Mr. President,

Let me congratulate the United Kingdom on assuming the Presidency of the Security Council for this month and on organizing this debate.

Reconciliation is an important thematic area in post-conflict peacebuilding. I recall participating in a debate on National Reconciliation in this august chamber back in 2004. It is welcome to revive consideration of this important issue.

We would also like to thank Secretary General Guterres and Professor Ozerdem for their briefings.

Mr. President,

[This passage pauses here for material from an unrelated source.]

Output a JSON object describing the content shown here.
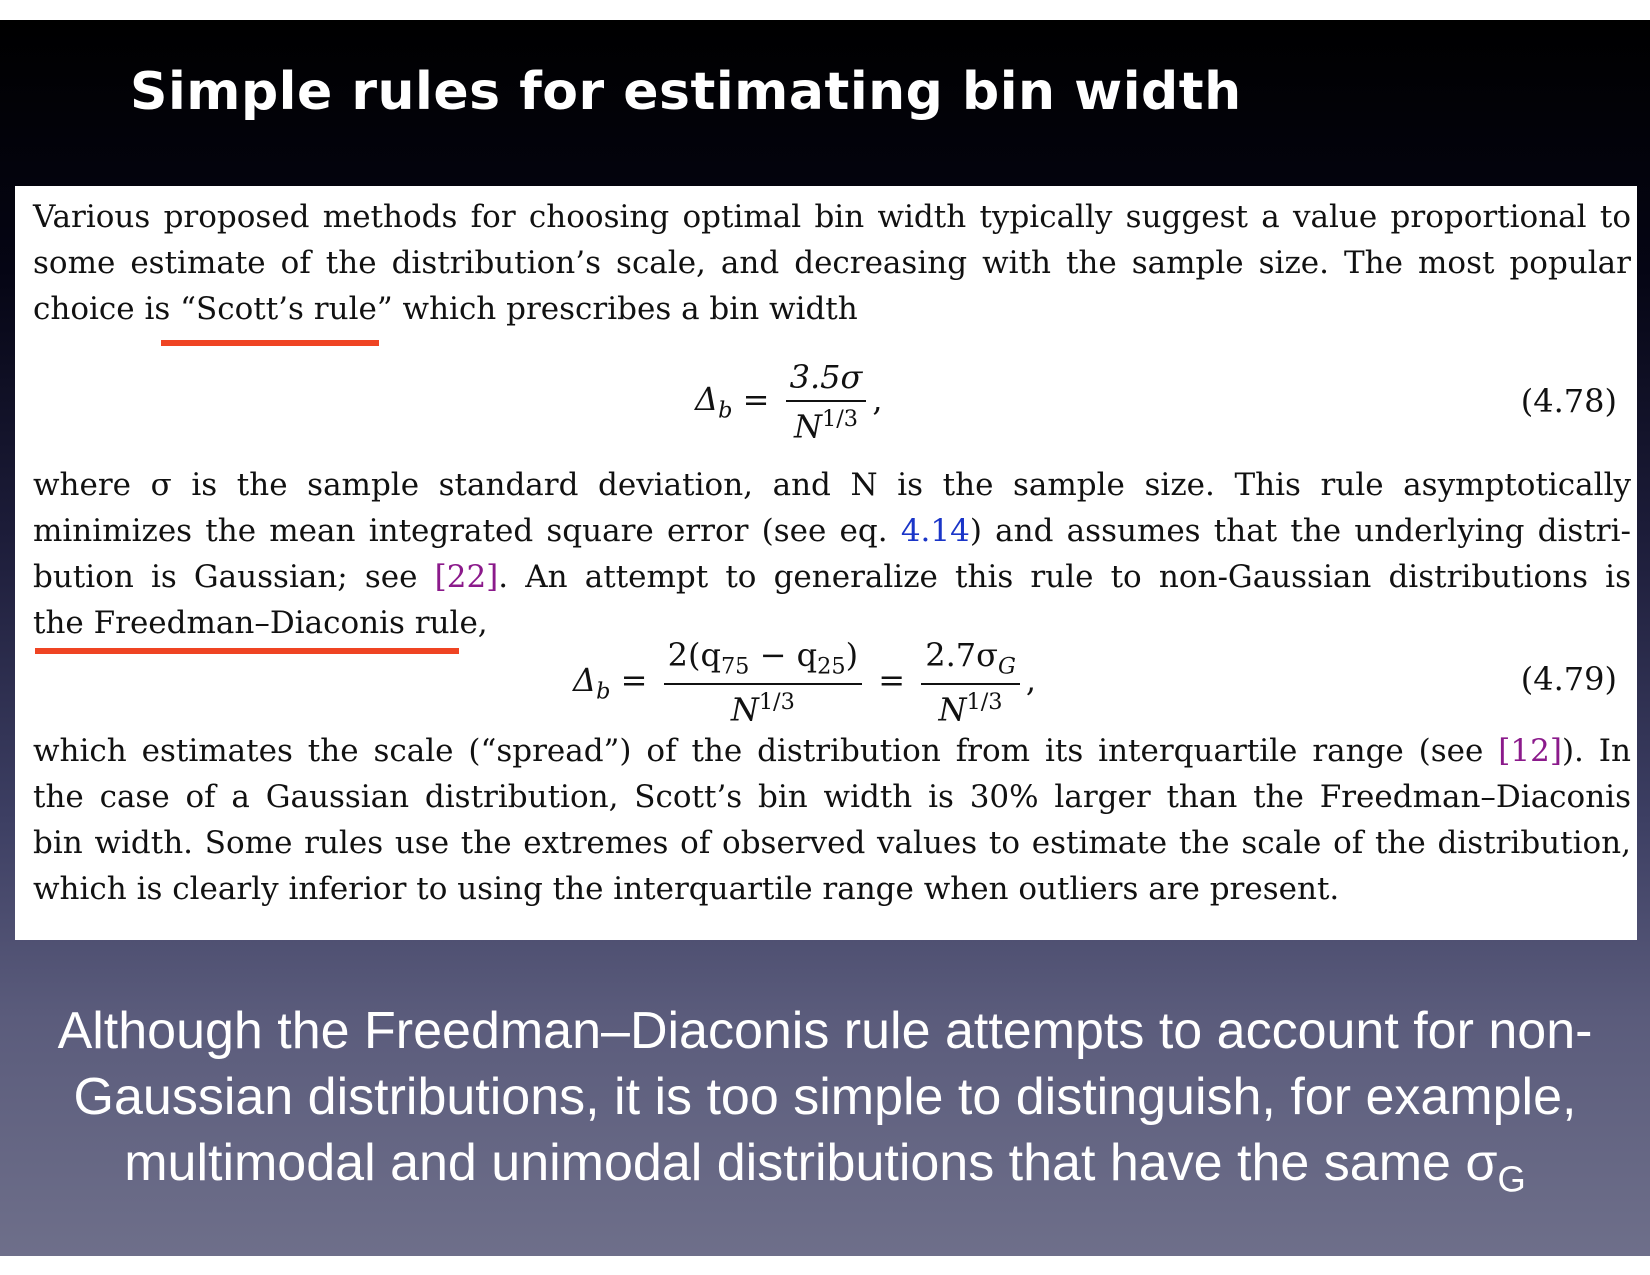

As we approach the 75th anniversary of the UN next year, we should not forget that this organization is itself a symbol of reconciliation. It is an organization that was born from the conviction that animosity and discord can indeed be put to rest and nations can rise above their differences to build a shared future. The development of peace and cooperation in Europe following two devastating world wars is an illustration and example of the benefits of political reconciliation. I must add that I am sure Brexit will not reverse that.

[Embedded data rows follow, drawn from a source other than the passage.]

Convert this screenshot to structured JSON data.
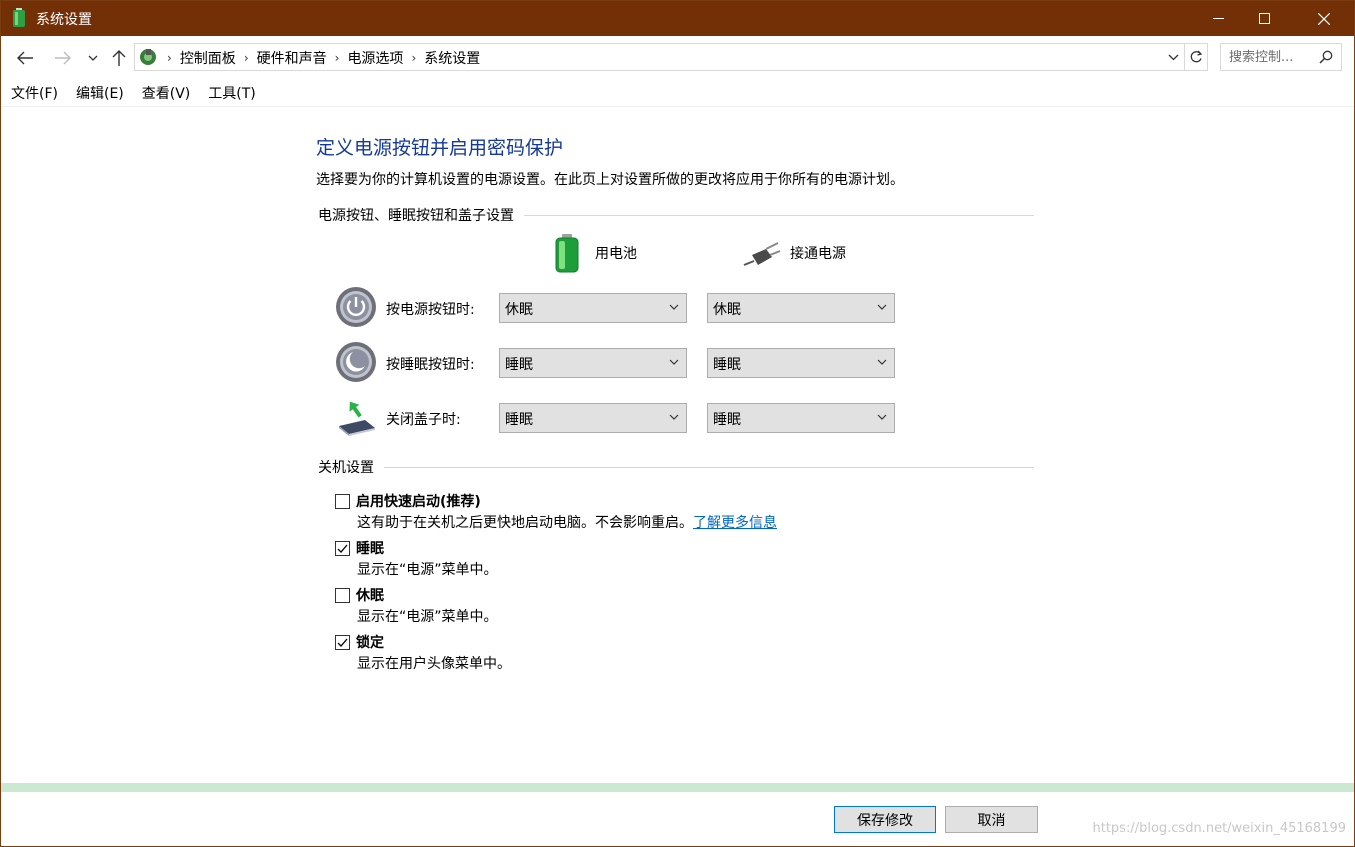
{
  "window": {
    "title": "系统设置",
    "controls": {
      "minimize": "minimize",
      "maximize": "maximize",
      "close": "close"
    },
    "title_color": "#733007"
  },
  "address": {
    "breadcrumbs": [
      "控制面板",
      "硬件和声音",
      "电源选项",
      "系统设置"
    ],
    "search_placeholder": "搜索控制..."
  },
  "menu": [
    "文件(F)",
    "编辑(E)",
    "查看(V)",
    "工具(T)"
  ],
  "page": {
    "title": "定义电源按钮并启用密码保护",
    "description": "选择要为你的计算机设置的电源设置。在此页上对设置所做的更改将应用于你所有的电源计划。"
  },
  "buttons_section": {
    "heading": "电源按钮、睡眠按钮和盖子设置",
    "columns": {
      "battery": "用电池",
      "plugged_in": "接通电源"
    },
    "rows": [
      {
        "label": "按电源按钮时:",
        "icon": "power-button-icon",
        "battery": "休眠",
        "plugged_in": "休眠"
      },
      {
        "label": "按睡眠按钮时:",
        "icon": "sleep-button-icon",
        "battery": "睡眠",
        "plugged_in": "睡眠"
      },
      {
        "label": "关闭盖子时:",
        "icon": "laptop-lid-icon",
        "battery": "睡眠",
        "plugged_in": "睡眠"
      }
    ]
  },
  "shutdown_section": {
    "heading": "关机设置",
    "options": [
      {
        "label": "启用快速启动(推荐)",
        "checked": false,
        "desc": "这有助于在关机之后更快地启动电脑。不会影响重启。",
        "link": "了解更多信息"
      },
      {
        "label": "睡眠",
        "checked": true,
        "desc": "显示在“电源”菜单中。"
      },
      {
        "label": "休眠",
        "checked": false,
        "desc": "显示在“电源”菜单中。"
      },
      {
        "label": "锁定",
        "checked": true,
        "desc": "显示在用户头像菜单中。"
      }
    ]
  },
  "footer": {
    "save": "保存修改",
    "cancel": "取消",
    "watermark": "https://blog.csdn.net/weixin_45168199"
  }
}
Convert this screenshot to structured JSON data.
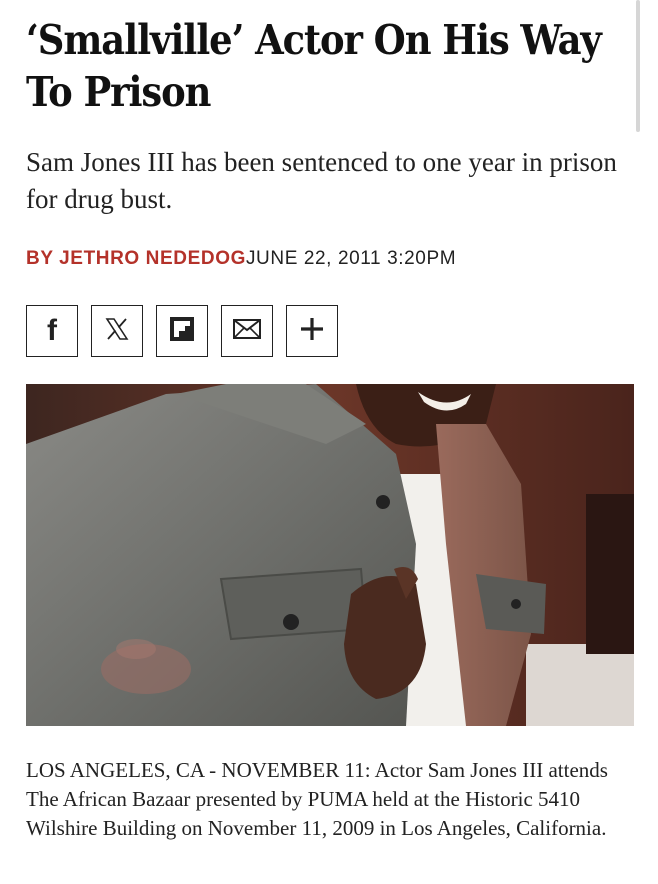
{
  "article": {
    "headline": "‘Smallville’ Actor On His Way To Prison",
    "dek": "Sam Jones III has been sentenced to one year in prison for drug bust.",
    "byline": {
      "prefix": "BY ",
      "author": "JETHRO NEDEDOG",
      "date": "JUNE 22, 2011 3:20PM"
    },
    "share": [
      {
        "name": "facebook",
        "icon": "facebook-icon",
        "glyph": "f"
      },
      {
        "name": "x",
        "icon": "x-icon",
        "glyph": "𝕏"
      },
      {
        "name": "flipboard",
        "icon": "flipboard-icon",
        "glyph": ""
      },
      {
        "name": "email",
        "icon": "email-icon",
        "glyph": ""
      },
      {
        "name": "more",
        "icon": "plus-icon",
        "glyph": "+"
      }
    ],
    "caption": "LOS ANGELES, CA - NOVEMBER 11:  Actor Sam Jones III attends The African Bazaar presented by PUMA held at the Historic 5410 Wilshire Building on November 11, 2009 in Los Angeles, California."
  },
  "colors": {
    "author": "#b4322a",
    "text": "#111111",
    "border": "#222222"
  }
}
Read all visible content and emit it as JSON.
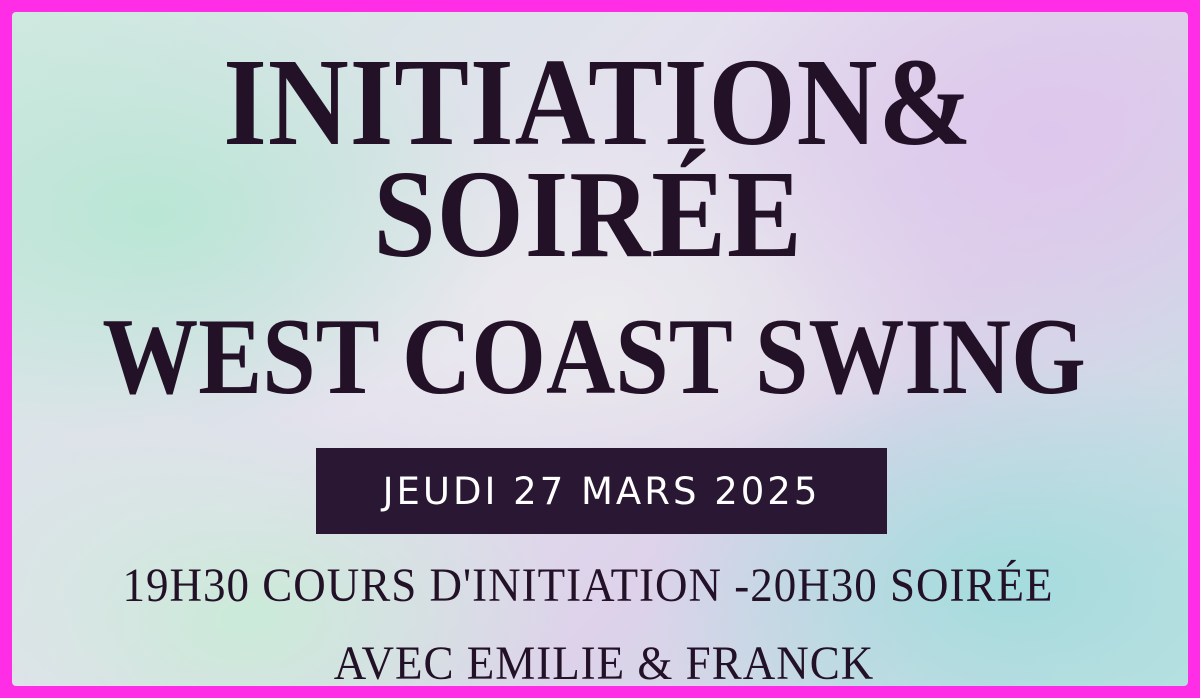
{
  "poster": {
    "title_line_1": "INITIATION&",
    "title_line_2": "SOIRÉE",
    "title_line_3": "WEST COAST SWING",
    "date": "JEUDI 27 MARS 2025",
    "schedule": "19H30 COURS D'INITIATION -20H30 SOIRÉE",
    "hosts": "AVEC EMILIE & FRANCK"
  },
  "colors": {
    "frame": "#ff2de6",
    "text": "#231128",
    "date_box": "#2a1733",
    "date_text": "#ffffff"
  }
}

We have made some progress over the years in reconciling conflicts, as in Cote d’ Ivoire, Liberia and Sierra Leone. Pakistani peacekeepers have contributed to bringing protracted wars and conflicts to an end. Such efforts should be maintained, avoiding, however, a one-size fits all approach.

Mr. President,

Besides being a leading troop contributor to UN peacekeeping, Pakistan is also a member of the Peacebuilding Commission since its inception in 2005. I would like share some key points based on our experience:

Mr. President,

Pakistan has supported an Afghan led and Afghan owned peace process. With mutual release of hostages and prisoners yesterday, we hope that the peace process will be quickly revived. We also host 3 million Afghan refugees. They should return back and have a voice in the intra-Afghan reconciliation process that we hope will start soon. The international community must support the early and honourable return of the Afghan refugees.

Mr. President,

As conflicts continue across the globe, reconciliation will remain a relevant mechanism in post conflict peacebuilding.

However, the central purpose of UN is to prevent conflicts and resolve them to save succeeding generations from the scourge of war.

Unfortunately, the Security Council has had an uneven record in resolving threats to and breaches of international peace and security, which is its primary mandate. Both its endeavours and their outcomes have been inconsistent. We have witnessed prolonged inaction and silence in some cases. In particular, Pakistan is deeply concerned at the absence of action by the Security Council to halt India’s violations of human rights and Security Council resolutions in the disputed state of Jammu and Kashmir. In contrast, the Council has been propelled in other instances towards a rapid resort to sanctions and enforcement action.

Mr. President,

This requires political will and commitment on part of the international community. Given that an amount which is less than one-half (0.5%) percent of global defense expenditure is invested in peace; this is a telling commentary on the commitment that is required to build peace in the world.

I thank you Mr. President.